● WORK REQUEST: Return every line below in which "content" appears.

(RECORD SET Opens)

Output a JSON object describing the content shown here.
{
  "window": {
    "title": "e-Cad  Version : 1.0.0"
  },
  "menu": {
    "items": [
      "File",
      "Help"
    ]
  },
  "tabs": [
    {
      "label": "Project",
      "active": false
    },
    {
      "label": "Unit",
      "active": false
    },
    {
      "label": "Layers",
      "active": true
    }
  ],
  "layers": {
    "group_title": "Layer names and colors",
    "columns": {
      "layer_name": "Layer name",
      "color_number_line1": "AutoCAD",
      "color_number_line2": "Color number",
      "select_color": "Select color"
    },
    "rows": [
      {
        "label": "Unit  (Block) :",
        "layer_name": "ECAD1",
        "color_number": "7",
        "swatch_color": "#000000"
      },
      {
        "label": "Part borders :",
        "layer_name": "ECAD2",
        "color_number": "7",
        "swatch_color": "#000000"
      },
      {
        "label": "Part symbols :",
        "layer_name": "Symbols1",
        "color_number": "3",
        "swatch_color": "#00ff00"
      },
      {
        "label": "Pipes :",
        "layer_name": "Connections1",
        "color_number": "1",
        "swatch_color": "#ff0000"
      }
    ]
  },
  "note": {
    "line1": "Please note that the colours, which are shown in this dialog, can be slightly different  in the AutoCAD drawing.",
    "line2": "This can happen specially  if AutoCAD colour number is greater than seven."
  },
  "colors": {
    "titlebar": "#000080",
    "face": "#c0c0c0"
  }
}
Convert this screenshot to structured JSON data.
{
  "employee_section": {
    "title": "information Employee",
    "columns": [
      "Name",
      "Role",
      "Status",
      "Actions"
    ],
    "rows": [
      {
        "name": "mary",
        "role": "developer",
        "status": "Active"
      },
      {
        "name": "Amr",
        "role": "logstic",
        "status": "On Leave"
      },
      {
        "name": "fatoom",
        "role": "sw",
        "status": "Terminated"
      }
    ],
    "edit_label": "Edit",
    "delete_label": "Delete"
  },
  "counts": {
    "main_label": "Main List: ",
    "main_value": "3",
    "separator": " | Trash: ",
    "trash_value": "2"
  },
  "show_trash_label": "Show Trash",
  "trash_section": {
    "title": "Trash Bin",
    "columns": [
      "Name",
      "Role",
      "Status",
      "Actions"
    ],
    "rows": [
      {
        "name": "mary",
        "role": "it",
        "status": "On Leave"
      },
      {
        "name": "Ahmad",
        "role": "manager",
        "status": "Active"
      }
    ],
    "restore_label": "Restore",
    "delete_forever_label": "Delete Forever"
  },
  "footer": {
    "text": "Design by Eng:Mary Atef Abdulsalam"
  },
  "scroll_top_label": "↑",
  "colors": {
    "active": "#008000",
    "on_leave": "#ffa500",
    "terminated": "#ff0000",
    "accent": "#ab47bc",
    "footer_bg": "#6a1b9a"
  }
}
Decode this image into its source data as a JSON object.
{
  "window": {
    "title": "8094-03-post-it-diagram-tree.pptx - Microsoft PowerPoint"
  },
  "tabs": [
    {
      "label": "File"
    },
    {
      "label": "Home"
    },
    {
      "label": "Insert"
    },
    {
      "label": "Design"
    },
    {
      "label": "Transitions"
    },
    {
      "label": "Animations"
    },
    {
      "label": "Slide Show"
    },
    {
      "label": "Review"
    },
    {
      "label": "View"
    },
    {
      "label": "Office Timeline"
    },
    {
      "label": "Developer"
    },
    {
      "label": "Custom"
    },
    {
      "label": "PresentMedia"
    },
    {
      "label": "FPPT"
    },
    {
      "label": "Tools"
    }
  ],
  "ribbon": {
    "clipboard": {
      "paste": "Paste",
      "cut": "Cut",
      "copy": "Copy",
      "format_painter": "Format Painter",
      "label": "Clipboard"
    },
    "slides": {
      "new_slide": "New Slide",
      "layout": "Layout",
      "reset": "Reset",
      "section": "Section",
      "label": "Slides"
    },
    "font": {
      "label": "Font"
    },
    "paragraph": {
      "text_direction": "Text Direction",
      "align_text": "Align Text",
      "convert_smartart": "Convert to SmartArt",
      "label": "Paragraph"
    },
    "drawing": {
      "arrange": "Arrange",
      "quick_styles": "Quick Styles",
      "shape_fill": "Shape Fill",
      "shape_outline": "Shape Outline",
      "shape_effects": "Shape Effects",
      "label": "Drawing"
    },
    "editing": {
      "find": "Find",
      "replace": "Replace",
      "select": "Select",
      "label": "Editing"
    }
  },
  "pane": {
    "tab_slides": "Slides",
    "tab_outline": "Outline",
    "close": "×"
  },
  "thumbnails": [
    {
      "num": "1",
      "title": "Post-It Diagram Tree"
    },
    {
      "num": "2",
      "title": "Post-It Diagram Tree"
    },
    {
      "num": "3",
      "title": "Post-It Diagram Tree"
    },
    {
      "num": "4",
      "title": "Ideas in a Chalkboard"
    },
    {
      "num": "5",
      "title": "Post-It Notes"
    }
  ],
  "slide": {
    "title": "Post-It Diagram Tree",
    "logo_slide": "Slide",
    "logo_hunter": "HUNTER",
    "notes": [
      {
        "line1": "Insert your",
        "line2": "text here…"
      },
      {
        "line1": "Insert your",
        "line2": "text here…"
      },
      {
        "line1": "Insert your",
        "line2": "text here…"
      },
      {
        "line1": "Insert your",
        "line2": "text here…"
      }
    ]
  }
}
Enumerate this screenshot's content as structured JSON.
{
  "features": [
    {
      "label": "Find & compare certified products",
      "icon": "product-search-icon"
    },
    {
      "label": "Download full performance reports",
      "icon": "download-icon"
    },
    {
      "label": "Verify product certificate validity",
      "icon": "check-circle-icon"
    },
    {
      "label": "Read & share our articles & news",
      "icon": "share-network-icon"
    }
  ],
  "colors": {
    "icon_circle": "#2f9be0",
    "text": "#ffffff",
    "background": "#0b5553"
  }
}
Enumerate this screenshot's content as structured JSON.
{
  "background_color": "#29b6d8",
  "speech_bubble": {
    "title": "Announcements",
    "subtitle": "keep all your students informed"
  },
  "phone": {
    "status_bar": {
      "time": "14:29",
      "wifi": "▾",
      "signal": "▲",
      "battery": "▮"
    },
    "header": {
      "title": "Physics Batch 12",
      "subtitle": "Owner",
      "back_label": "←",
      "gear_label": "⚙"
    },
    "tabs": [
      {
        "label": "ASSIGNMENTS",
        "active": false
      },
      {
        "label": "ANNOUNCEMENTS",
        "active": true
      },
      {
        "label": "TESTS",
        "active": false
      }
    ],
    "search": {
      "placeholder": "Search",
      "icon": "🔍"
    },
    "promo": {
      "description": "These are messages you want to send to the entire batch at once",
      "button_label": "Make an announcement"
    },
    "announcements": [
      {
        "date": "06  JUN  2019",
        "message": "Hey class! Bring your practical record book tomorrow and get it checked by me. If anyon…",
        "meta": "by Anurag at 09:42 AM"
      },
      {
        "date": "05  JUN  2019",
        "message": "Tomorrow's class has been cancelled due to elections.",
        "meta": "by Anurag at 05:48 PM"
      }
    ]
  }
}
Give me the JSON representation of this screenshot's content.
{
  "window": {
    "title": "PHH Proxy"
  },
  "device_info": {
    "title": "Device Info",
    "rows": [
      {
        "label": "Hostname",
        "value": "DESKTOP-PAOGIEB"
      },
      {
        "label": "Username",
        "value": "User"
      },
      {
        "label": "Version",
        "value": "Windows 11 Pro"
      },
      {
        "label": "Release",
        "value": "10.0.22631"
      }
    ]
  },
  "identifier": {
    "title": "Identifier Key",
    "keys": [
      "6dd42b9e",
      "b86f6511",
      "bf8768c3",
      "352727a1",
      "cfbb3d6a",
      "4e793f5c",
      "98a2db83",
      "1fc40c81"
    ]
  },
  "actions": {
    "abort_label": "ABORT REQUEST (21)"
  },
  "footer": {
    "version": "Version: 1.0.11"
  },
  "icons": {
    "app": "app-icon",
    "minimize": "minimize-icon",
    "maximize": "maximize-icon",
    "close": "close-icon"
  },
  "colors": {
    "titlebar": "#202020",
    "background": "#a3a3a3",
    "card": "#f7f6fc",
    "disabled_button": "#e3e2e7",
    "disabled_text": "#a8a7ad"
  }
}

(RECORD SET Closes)

● RESPONSE TO THIS EXERCISE:
Output a JSON object describing the content shown here.
Enumerate this screenshot's content as structured JSON.
Enumerate this screenshot's content as structured JSON.
Give me the JSON representation of this screenshot's content.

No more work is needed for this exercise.